● **PROBLEM DESCRIPTION**:
Filter the listing below down to the lines containing the word "triangle".

● **SUPPLIED RECORDS**:

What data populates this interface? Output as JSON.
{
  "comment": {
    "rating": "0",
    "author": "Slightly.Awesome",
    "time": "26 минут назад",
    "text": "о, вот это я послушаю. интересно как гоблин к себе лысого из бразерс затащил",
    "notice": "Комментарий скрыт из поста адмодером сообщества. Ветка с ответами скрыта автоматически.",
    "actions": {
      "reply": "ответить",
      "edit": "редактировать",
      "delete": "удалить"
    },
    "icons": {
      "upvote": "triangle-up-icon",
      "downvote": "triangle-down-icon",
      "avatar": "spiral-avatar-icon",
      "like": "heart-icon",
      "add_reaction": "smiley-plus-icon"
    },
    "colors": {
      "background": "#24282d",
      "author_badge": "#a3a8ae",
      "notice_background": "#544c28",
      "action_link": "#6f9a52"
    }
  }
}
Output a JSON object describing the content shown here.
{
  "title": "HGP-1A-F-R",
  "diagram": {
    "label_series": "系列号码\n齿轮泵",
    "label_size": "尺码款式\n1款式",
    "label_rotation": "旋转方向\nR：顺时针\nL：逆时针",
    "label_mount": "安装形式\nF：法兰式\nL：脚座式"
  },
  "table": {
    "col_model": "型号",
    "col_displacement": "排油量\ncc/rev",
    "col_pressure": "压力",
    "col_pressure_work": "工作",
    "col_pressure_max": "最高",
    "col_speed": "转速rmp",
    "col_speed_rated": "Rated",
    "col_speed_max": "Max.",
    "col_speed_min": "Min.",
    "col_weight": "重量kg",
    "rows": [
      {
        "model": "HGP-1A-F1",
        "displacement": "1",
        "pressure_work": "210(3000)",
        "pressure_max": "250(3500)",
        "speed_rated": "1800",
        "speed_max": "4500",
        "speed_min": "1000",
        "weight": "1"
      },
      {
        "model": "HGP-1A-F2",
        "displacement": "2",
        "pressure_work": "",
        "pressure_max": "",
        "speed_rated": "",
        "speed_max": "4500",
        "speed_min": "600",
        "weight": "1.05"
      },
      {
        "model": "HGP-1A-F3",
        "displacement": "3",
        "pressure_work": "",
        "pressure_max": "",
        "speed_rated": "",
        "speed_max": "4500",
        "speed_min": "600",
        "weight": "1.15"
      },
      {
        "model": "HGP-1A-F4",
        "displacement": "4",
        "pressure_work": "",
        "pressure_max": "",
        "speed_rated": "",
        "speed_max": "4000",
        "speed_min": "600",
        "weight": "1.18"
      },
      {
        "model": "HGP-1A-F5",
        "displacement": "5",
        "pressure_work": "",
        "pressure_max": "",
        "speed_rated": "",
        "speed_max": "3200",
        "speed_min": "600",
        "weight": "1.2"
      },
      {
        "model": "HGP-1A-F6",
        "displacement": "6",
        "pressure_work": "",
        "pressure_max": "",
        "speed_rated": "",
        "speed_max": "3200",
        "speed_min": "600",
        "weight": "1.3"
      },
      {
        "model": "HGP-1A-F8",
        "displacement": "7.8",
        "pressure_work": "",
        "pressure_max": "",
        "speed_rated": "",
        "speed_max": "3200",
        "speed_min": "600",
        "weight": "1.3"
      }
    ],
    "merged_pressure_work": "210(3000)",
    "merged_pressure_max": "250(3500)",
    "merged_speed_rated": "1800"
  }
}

● **SOLUTION TO THIS EXERCISE**:
      "upvote": "triangle-up-icon",
      "downvote": "triangle-down-icon",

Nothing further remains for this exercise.